Exercise details: Only the number is wanted: how many lines in the data contain "Playbook"?

Data entries:

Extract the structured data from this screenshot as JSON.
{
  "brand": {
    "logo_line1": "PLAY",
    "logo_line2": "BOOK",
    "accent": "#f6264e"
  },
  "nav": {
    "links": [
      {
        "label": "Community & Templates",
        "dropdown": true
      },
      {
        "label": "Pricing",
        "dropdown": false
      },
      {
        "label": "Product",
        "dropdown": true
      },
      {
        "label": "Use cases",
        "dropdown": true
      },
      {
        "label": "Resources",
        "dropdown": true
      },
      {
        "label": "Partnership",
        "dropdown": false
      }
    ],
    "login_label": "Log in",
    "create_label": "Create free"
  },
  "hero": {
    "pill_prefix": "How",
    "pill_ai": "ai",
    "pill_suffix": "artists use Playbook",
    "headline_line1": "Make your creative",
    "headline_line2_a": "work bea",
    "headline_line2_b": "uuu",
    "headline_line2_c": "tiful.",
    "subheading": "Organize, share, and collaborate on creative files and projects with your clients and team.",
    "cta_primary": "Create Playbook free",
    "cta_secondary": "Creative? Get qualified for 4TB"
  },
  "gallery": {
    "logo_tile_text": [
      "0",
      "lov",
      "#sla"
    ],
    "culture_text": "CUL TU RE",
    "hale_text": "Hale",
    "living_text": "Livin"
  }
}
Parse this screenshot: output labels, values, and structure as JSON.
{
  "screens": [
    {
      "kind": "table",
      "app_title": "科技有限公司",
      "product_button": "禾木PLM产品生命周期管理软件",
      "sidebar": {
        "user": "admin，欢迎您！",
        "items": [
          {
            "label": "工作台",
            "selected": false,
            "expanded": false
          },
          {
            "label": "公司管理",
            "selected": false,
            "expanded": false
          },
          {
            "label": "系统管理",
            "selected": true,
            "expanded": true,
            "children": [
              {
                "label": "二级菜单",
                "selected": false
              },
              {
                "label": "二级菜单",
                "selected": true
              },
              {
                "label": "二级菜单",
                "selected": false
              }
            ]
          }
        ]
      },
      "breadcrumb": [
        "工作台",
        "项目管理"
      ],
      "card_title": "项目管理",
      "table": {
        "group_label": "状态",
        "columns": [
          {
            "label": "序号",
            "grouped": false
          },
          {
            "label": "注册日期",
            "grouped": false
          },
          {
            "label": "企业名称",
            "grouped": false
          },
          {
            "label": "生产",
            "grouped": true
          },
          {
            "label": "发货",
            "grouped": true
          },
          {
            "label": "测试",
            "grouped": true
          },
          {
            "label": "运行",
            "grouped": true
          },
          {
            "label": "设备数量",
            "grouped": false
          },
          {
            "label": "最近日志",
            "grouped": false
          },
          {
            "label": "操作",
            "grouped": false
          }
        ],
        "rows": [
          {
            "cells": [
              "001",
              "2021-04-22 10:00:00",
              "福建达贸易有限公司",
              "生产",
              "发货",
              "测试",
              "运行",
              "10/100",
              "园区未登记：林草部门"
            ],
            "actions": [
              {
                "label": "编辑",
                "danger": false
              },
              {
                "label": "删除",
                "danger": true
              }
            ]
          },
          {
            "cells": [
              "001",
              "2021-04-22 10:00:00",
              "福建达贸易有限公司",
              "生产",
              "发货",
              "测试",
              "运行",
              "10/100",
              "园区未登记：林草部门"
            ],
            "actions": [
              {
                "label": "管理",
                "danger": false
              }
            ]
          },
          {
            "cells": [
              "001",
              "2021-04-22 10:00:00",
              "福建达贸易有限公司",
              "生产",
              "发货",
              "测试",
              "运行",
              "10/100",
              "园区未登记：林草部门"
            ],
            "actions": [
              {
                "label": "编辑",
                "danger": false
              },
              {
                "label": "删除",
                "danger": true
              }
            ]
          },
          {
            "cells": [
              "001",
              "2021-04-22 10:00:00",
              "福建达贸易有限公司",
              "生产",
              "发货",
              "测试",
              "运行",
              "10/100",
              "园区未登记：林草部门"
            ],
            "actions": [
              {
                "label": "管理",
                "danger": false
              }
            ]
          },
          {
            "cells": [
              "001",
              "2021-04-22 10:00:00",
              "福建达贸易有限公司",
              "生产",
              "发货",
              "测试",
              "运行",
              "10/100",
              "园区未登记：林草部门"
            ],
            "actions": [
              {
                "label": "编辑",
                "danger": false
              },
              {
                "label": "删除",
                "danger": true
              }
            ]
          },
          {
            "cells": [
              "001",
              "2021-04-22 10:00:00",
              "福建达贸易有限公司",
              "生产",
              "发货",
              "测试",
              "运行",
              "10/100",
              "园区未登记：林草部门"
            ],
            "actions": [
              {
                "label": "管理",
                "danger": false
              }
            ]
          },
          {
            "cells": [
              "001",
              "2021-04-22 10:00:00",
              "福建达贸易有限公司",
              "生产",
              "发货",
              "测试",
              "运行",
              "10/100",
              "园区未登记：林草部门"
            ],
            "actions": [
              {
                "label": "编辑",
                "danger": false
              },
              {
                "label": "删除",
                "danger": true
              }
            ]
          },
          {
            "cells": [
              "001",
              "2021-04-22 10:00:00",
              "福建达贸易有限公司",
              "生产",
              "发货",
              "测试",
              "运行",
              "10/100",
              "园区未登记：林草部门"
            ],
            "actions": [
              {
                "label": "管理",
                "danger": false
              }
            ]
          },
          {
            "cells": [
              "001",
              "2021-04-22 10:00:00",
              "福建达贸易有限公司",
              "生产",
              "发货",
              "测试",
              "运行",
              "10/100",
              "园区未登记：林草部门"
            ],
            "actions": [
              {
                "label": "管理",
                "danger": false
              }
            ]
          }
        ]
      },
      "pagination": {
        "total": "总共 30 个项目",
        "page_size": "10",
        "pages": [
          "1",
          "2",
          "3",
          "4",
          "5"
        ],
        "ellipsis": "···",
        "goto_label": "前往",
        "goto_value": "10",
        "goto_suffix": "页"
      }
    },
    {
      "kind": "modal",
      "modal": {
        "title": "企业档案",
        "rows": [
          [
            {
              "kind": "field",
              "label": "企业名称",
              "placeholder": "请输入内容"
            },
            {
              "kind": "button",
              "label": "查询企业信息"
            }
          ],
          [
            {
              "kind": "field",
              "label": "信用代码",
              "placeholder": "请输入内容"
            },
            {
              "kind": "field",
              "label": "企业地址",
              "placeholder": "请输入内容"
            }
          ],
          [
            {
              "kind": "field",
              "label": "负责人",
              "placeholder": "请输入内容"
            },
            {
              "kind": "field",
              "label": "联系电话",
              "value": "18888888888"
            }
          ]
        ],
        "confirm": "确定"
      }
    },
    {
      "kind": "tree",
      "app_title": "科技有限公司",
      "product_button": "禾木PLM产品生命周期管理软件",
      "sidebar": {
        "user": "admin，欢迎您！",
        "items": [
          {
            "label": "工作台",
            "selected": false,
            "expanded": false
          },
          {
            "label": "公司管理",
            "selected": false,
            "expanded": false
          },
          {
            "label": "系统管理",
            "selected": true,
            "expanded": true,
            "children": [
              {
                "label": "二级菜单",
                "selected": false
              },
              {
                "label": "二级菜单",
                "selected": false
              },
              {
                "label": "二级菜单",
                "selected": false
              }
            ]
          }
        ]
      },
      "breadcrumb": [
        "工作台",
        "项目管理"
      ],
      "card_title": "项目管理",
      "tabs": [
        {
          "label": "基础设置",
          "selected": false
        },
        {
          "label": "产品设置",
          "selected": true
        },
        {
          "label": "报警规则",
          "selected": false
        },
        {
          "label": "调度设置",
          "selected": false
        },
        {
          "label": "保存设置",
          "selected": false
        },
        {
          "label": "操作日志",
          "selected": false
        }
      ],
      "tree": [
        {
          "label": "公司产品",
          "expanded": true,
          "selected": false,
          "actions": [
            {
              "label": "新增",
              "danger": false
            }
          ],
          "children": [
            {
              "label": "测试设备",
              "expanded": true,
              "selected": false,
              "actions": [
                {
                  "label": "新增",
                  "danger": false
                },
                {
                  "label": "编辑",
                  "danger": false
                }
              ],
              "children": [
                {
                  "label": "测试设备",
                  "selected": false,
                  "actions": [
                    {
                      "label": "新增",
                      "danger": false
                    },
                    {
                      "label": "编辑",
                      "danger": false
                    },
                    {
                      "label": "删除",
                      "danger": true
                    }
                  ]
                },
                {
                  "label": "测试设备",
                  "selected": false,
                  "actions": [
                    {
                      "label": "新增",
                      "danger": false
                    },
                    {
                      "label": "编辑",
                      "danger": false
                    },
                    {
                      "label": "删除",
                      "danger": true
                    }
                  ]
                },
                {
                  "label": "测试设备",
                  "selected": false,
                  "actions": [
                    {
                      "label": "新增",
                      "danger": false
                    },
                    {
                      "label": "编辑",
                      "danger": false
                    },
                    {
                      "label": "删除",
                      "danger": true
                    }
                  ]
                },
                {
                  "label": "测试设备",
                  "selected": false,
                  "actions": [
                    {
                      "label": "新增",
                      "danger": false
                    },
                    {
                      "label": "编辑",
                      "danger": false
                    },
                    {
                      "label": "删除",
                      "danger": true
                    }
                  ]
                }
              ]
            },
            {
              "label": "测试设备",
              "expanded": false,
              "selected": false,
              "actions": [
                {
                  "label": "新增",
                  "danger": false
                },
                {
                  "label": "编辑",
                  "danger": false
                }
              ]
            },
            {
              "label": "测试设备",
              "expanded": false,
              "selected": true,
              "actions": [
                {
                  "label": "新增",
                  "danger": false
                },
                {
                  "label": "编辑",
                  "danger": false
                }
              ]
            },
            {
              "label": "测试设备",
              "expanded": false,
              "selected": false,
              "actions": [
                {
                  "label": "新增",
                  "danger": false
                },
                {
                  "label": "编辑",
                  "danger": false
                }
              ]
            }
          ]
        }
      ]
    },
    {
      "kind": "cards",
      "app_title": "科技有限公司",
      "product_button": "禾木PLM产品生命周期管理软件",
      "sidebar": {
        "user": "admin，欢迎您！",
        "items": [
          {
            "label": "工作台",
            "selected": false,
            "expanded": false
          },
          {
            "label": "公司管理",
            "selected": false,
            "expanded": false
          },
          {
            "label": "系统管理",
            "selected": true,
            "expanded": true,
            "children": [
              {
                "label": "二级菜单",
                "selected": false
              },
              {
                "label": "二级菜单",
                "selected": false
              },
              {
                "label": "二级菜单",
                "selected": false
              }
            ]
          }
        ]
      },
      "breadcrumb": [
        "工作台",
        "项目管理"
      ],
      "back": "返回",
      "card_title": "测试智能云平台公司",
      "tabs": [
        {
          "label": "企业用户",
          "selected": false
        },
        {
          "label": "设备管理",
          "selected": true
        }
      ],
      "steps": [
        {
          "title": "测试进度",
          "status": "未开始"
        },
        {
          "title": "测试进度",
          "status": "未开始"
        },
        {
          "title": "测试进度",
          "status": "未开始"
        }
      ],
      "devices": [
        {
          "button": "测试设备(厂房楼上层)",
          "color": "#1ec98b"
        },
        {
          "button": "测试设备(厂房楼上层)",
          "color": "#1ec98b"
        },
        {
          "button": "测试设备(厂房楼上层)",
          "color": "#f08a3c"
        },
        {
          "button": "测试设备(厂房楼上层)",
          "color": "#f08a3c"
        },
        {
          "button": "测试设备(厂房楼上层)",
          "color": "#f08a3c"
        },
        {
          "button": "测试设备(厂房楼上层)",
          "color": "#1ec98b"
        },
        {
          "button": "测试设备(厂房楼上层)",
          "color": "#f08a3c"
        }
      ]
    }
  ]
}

Answer space: 2